      “Concubinage” is a rather unsettling alternative to lifelong singleness. Maybe you’d care to elaborate. 🙂

      • Jennifer says:

        I have also thought that, since concubinage often means becoming one of multiple wives, wouldn’t it be more practical for the men (who are greater in number) to be one of multiple husband’s? I know it sounds radical, but it makes more practical sense.

        • Marg says:

          Polygamy was illegal under Roman law. Most husbands in the Roman Empire had only one wife, whether legal or not. On the other hand they could have mistresses as well as either a legal wife or a concubine.

          And for the Christians, polygamy was the antithesis of the one-flesh union that marriage was meant to symbolise.

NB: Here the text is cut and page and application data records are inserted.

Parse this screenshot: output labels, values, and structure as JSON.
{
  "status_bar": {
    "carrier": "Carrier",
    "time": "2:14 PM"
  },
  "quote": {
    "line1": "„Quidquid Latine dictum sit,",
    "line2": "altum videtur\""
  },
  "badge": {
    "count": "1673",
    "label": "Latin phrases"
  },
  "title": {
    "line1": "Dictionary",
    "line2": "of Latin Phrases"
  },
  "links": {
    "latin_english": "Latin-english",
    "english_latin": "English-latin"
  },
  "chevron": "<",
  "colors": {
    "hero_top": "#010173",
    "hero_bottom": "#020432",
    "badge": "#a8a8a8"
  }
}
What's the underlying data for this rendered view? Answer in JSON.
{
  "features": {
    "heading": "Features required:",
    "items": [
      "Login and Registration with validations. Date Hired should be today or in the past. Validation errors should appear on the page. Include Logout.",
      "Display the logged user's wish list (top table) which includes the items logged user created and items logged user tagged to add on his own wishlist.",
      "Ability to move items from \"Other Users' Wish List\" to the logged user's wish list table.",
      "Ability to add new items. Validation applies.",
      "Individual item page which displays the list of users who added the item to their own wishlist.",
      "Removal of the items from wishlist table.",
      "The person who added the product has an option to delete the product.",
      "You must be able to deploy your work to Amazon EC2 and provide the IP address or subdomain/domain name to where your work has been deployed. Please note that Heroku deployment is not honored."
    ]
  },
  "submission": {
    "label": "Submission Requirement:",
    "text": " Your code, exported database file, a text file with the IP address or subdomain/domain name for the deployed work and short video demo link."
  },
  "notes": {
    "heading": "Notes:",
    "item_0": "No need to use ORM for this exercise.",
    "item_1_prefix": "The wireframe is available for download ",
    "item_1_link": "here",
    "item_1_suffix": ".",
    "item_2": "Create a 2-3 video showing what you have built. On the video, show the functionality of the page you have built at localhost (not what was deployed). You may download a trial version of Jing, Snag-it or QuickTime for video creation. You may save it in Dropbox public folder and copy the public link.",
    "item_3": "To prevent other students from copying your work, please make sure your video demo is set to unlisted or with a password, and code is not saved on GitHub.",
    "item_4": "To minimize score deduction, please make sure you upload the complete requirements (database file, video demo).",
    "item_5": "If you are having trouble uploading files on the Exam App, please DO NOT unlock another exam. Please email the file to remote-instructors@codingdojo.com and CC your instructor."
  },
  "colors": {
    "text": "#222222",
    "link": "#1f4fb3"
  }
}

          Multiple wives, let alone bigamy, is practically unheard of in Roman times.

  3. Rob Dixon says:

    As someone who has spent the last several years challenging Tertullian, I’m glad to read this. Thanks for posting!

    Interesting note about the class distinctions. Does it in any way cheapen Tertullian’s words to know that he’s couching (or spinning?!?) his phrasing to alleviate this social dynamic? Any thoughts?

    • Marg says:

      Hi Rob,

      I’m fairly certain there is spin in his descriptions of equality and mutuality in marriage, his objective being to encourage high status women to marry beneath them if need be.

      I’m also fairly certain there is spin in his “devil’s gateway” diatribe, his objective being to encourage wealthy women to dress with less opulence.

      Nevertheless, I think Tertullian’s comment that the Apostle’s words are brief and are left for our consideration (interpretation?) is frank and honest.

      As I said, I don’t think Tertullian or Callistus expected high status women to be unilaterally submissive to low status husbands. And what do we do with the NT household codes when the “wife” is also the master, and her “husband” is her slave?

Leave a Reply

Your email address will not be published. Required fields are marked *

© 2009–2017   Margaret Mowczko | Powered by WordPress